By Amy Trefry Renowned chef Jamie Oliver recently released a new cookbook and TV series entitled “Comfort Food”. During an interview on CBC’s Q, Oliver expressed his thoughts on what makes comfort food, well, comforting. “For me, when you respond to not just cook what you want from the book, …

Continue reading

Women Who Dig – Research with Refugee Farmers

Nakivale Camp in southwestern Uganda, (Photo by Matt Darvas)

Over the past year, I’ve had the opportunity to interview women from Nicaragua, Guatemala, Canada and Uganda about their lives as farmers. The writing process has been a journey in itself; listening to the recordings of many women’s voices, over and over again, and hearing what I didn’t hear the …

Continue reading

The Chicken Feather

P1110121

It all began with the slashed crops. They lay dead in my tracks, barricading the pathway through the garden. The thick maize stalks were severed at their base. No way a cutworm could’ve sawed its way through the hardy stalks. No jagged evidence of goat teeth, either. I knelt to …

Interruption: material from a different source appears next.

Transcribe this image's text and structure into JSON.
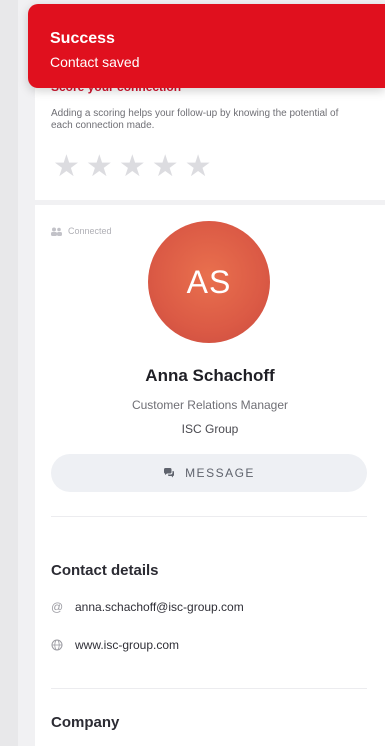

Continue reading

Compost Philosophy

P1110373

Everyone, of course, wants to eat from the garden — but not everyone is prepared to bend under the hot sun and (re)build the soil that gives birth to human sustenance. I write loosely, referring to love and community and food systems and social equality, in the same breath, the …

Continue reading

On CBC Radio – Book Project About Women in Agriculture

How are women farmers contributing to food security worldwide?

I was thrilled to be invited by CBC Radio One’s Alberta at Noon program to share more about the process of researching and writing a book about global women in agriculture. Check out my interview that was aired on May 8, 2014 at around 14 minutes into the program. Thanks …

Continue reading